For people who spend hours reading consumer reviews for every jar of mustard they buy online, such a concept is downright revolutionary. “We have decision fatigue,” Wade says. “In some cases it’s great [to have tons of choices], but it can be tyrannical.”
Modern General also sells a very select array of tools for the kitchen and garden — very select, as in only the tools you really need, and only one kind of each item. If you want to sort through the panoply of the world’s available hammers, there are places to do that. Modern General will sell you one kind of hammer, the hammer Wade herself uses. The same goes for kitchen tools: a cast iron pan, a wooden spoon, a solid cutting board, all of which you can buy there. It’s not the place to go for bargain-basement prices, but the items they sell are selected for quality and meant to last.
Over at Vinaigrette, Wade practices an ethos of sustainability and a fanatical devotion to reducing waste. That ethos carries over to Modern General, where Wade hopes to do away with unnecessary packaging as much as humanly possible. Most items will be sold in bulk in ball jars, in linen flour bags and glass bottles, including the bath products. “There’s an island somewhere made of just my lotion bottles,” says Wade, shaking her head. “There’s no reason why something that disappears should come in a [plastic] bottle that lasts forever.”
An old-fashioned grain counter sits just inside the door and will feature a stone grinding mill. Wheat, brown rice, lentils, amaranth, purple barley — all will be ground in-house. And in case (like 99 percent of the population) you have no idea what to do with amaranth, handy recipe cards sitting nearby can help you out. If you want a little more guidance, there’s a book about cooking with alternative flours at the same counter. While you’re at it, you can pick up coffee, tea, milk, eggs (from Wade’s farm in Nambé, when available), an array of herbs and spices, sugar, salt, etc.
The cafe menu is as simple as the retail offerings. It features juices and smoothies — not an exhaustive, choose-your-own-adventure kind of list, but rather five simple choices of each, plus tumeric-cayenne shots and fresh wheatgrass. Wade’s answer to the cloying sweetness of wheatgrass is to serve it as a cocktail reminiscent of a tequila shot, rimmed with Himalayan sea salt and a lemon wedge to cut the natural sugary taste. “I think I’ve cracked the code,” she laughs.

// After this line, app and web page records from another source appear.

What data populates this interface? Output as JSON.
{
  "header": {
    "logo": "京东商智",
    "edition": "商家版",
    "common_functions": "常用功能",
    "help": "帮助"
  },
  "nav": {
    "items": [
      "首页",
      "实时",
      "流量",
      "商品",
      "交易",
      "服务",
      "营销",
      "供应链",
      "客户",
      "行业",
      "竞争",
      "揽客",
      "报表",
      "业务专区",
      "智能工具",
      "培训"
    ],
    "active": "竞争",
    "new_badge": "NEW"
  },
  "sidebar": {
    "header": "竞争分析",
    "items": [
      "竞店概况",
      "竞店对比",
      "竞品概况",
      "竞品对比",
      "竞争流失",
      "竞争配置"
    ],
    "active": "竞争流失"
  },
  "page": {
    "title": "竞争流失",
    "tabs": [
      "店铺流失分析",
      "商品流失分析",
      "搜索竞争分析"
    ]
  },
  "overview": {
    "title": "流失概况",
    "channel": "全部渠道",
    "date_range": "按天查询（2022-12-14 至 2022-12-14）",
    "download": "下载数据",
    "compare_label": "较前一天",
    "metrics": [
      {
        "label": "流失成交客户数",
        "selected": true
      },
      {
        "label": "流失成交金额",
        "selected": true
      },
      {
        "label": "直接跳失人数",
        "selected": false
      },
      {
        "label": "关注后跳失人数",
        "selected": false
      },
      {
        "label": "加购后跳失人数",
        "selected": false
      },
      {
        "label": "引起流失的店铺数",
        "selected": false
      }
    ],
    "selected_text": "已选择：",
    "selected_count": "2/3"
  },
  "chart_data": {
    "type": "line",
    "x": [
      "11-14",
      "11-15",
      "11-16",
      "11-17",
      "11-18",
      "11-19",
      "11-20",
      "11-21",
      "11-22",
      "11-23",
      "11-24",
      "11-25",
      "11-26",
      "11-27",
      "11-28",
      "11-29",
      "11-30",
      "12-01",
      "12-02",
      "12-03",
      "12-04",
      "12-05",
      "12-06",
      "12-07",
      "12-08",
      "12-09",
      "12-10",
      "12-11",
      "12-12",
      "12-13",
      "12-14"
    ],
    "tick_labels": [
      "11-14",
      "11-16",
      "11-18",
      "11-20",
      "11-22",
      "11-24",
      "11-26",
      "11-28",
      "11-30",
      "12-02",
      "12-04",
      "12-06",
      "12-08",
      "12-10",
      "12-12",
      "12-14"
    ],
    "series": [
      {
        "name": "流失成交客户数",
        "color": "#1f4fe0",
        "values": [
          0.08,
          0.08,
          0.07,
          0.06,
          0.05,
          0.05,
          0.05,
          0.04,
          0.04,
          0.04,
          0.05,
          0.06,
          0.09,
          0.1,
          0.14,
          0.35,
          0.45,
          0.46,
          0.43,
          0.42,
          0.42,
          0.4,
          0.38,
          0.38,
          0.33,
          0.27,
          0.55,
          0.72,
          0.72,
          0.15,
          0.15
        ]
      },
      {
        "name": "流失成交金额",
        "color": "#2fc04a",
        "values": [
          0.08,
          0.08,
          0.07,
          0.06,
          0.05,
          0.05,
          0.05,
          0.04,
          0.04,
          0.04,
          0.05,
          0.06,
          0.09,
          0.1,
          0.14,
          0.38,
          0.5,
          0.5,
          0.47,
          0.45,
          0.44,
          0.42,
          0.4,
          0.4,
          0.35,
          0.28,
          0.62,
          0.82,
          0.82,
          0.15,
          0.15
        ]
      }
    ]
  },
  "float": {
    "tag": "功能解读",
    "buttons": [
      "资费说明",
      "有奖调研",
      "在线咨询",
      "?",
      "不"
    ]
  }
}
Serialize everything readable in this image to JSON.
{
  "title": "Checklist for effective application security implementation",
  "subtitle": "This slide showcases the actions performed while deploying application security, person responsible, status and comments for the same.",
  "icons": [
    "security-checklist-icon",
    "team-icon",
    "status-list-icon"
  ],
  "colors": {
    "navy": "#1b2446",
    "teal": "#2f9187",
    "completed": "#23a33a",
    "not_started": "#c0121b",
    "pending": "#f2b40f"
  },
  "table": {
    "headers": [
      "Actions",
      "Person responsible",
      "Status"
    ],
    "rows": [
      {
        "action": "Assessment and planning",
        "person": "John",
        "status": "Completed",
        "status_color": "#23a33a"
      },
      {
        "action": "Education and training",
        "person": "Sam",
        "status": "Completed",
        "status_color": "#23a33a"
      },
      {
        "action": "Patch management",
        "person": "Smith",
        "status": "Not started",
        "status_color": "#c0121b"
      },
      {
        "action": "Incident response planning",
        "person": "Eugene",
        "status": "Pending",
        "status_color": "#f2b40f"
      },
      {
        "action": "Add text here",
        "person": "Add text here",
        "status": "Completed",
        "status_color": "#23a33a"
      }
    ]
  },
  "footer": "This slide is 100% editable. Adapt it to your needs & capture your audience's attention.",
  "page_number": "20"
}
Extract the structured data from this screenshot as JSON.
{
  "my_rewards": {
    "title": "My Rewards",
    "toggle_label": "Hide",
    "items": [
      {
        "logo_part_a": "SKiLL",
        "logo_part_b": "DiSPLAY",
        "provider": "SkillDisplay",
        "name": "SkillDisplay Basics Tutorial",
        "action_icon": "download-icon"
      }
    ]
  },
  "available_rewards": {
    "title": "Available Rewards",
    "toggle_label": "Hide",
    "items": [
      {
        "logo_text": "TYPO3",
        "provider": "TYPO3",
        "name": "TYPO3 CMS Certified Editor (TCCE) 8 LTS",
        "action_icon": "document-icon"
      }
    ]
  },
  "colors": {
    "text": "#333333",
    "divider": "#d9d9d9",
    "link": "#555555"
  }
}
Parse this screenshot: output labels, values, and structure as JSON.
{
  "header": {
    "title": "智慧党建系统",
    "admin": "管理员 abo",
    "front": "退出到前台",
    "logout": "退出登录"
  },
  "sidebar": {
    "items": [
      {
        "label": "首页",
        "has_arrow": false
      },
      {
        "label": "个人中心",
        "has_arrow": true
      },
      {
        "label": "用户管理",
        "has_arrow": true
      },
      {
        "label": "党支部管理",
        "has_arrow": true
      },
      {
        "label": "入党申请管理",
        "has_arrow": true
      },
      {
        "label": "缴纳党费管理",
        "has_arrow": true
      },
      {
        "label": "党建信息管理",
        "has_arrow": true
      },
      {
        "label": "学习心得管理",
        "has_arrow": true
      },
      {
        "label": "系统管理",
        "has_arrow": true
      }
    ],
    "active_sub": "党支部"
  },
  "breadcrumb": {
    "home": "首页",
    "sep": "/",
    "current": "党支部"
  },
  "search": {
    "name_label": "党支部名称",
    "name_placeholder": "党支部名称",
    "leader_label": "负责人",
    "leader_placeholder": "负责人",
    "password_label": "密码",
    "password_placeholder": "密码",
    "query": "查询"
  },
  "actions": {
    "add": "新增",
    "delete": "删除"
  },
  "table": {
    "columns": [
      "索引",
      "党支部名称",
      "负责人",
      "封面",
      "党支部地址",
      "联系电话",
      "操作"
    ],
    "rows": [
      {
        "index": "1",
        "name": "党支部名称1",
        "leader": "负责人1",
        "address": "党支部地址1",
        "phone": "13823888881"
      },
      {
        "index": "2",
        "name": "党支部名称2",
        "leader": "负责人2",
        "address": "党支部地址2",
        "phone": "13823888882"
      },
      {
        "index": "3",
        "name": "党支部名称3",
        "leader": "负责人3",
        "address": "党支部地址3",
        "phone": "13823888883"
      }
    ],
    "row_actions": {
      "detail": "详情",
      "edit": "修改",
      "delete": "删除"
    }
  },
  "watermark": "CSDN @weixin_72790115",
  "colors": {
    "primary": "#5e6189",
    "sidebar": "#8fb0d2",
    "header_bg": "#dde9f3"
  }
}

For a light breakfast or lunch, Modern General serves strata, which is essentially breakfast casserole, or a simple breakfast sandwich on a house-baked English muffin. If you want something sweet, you can opt for the day’s granola offering or a kolach, a round, yeasty Czech pastry with a fruit filling, of which Modern General offers two different kinds every day (including apricot, which is the classic flavor) made from Wade’s grandmother’s recipe. If you want something more lunchy, there will be a sandwich available every day. That’s right — one kind of sandwich.
And one kind of coffee. Just one — just coffee, a particularly fine drip coffee, made fresh every half-hour and served, if you like, with whipped cream. The only choice you have to make is whether you want it or not.
This is not the place to come when you need a specific exotic ingredient or when you want your favorite brand of kombucha. But coming to Modern General for your staples involves, in a way, rethinking the way you live your life, and how much of it is devoted to finding your identity in your choice of dish soap.
“I don’t want to have every single thing,” shrugs Wade. “And that might take people some getting used to.”
Because clearly at Modern General, less is more. In fact, less might be everything you want.
And nothing you don’t need.